So many words describe Tadashi Kawamata’s creations, which the Japanese artist born in 1953 in Mikasa qualifies as “in constant progress”. “His work is like a dialogue, it’s about how things are related”, adds Catherine Grout, professor at the ENSAPL (École Nationale Supérieure d’Architecture et de Paysage de Lille), who has been familiar with his work since the mid-80s. In the following conversation, they talk about ‘parasite structures’ but also ‘temporary states‘ and ‘adaptation’ versus form and objects. In the end, it’s all about ‘action’, as Tadashi Kawamata puts it. In a few words, about being alive.
INTERVIEW BY EMMANUELLE BORNE
Read the full interview in AA 438 — Parasites ; an issue written with our guest editor, the artist Tadashi Kawamata. Please visit our online shop.
L’Architecture d’Aujourd’hui: Tadashi Kawamata, you have always, throughout your career, worked on parasite structures, whether they proliferate (Gandamaison, Versailles, 2008) or punctuate space (Tree Huts, since 1999). What does this word mean to you?

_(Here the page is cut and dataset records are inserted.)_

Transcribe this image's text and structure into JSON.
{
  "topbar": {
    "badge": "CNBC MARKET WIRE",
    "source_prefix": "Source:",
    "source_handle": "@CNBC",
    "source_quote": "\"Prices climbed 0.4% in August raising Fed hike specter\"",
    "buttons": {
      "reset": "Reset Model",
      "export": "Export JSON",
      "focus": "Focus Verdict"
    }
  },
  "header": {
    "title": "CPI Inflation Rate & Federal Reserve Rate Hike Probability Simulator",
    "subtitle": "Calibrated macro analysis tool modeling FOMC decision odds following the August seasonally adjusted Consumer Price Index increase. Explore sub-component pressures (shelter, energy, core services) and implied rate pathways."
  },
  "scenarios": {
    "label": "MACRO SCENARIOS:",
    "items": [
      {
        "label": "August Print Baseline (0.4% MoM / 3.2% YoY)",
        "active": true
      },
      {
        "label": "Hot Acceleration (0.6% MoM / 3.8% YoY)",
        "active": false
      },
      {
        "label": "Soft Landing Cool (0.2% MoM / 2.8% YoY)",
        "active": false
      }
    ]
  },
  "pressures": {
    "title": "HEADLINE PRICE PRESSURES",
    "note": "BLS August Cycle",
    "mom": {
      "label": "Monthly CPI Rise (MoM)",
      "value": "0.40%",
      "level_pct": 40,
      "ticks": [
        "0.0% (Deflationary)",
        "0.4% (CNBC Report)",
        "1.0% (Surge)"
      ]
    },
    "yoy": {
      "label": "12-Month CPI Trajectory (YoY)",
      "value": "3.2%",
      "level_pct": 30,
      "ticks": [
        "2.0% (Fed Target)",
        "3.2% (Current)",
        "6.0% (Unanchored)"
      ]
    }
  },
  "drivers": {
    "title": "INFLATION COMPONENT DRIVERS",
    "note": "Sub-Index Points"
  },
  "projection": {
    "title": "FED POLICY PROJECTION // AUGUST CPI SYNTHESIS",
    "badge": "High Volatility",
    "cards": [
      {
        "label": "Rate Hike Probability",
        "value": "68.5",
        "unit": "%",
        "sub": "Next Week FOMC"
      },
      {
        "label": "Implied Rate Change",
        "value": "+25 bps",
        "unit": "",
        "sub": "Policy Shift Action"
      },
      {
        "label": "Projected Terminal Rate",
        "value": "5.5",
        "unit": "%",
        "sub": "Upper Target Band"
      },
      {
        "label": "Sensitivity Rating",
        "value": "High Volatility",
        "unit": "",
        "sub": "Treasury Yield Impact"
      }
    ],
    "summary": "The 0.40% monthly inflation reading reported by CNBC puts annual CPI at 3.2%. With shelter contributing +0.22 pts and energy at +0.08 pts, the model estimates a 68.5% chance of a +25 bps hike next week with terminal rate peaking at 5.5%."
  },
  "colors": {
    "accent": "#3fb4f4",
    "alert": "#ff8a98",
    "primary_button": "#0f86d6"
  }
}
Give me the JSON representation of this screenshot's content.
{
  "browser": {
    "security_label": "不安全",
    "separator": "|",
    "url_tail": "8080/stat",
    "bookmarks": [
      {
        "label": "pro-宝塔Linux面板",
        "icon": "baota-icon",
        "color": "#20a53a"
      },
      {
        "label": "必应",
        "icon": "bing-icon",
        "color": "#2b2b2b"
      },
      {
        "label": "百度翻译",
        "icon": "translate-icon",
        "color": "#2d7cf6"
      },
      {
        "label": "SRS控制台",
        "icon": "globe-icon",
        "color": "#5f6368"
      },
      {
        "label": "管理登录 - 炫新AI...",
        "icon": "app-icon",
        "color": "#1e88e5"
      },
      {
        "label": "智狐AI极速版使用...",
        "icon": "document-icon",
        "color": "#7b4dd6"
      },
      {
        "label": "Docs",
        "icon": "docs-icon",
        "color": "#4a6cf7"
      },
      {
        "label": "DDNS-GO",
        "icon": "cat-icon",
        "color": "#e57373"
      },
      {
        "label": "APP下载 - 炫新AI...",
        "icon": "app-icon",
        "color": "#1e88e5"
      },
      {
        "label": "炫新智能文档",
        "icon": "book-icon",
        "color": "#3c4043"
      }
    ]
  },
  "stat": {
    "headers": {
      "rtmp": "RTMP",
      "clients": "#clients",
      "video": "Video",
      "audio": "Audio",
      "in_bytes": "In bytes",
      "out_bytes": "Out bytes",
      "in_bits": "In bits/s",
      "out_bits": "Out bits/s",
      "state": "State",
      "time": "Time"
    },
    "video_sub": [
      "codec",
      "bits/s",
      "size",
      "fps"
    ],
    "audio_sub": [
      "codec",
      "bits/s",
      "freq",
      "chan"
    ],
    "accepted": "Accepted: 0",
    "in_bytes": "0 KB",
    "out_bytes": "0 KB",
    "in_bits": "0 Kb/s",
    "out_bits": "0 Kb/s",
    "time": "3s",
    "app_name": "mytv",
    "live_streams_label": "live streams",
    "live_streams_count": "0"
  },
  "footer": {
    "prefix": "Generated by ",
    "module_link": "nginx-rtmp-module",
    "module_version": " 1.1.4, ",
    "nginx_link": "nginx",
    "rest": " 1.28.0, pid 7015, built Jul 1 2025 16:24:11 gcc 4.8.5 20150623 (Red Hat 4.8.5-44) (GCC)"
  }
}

Tadashi Kawamata: In the 80s, when I started to work, my pieces were like a parasite, a virus, a cancer growing. Parasites are not autonomous structures, they use the energy of other systems in order to grow. I was also very influenced by natural incidents such as the Kobe earthquake in 1995. Natural incidents and parasites are connected. A society is a parasite to another society, like in Bong Joon-ho’s 2019 movie Parasite. But when a natural incident occurs, this co-dependance is even more visible.
Catherine Grout: The word ‘Parasite’ reminds me of your exhibition I saw in Tokyo in 1998, the Tokyo Project, New Housing Plan. It was very political, related to the context. It showed how as an artist you can influence the city by occupying consumer structures such as vending machines. It was about how people live and work in such a huge city. What is a city in movement? It’s not a question of form or even function but of being.
TK: Yes, it’s about action. Vending machines are typical of Tokyo: I wanted to find out how much money they generate. It was economic research as much as political action.
CG: As you just explained, a parasite cannot be fixed and it is related to something else. Everything is interconnected. Your work is also like that: it is related to what is already there, and your pieces act like in-betweens.
AA: Your work has indeed a lot to do with in-betweens: in-between outdoors and indoors, in-between movement and built structures… It’s always in-between two states.
TK: For me there is no contradiction there. When I started installations inside galleries, I immediately extended the outside: from the walls, then the windows, then outside on the building skin. The building skin is a part of the city skin: it’s a continuity. In-between is about space, time and action.
CG: It’s about how things are related to a ‘milieu’, it’s a dialogue. In Japanese, you have ma that can be translated into ‘in-between’ but you also have ba, that has three meanings: the place as in ‘milieu’, the scene and the field, as a field of energy. Ba and its three meanings cover much of Tadashi’s work. This goes beyond the notion of form.
TK: Sometimes site is very important and sometimes the space is totally neutral. Sometimes I make a stage, a basic structure and people participate. As in the Collective Folie at La Villette in 2013: I just built up the basic structure and people participated.
_ _ _
READ THE FULL INTERVIEW IN AA 438 IS AVAILABLE ON OUR ONLINE SHOP.
_ _ _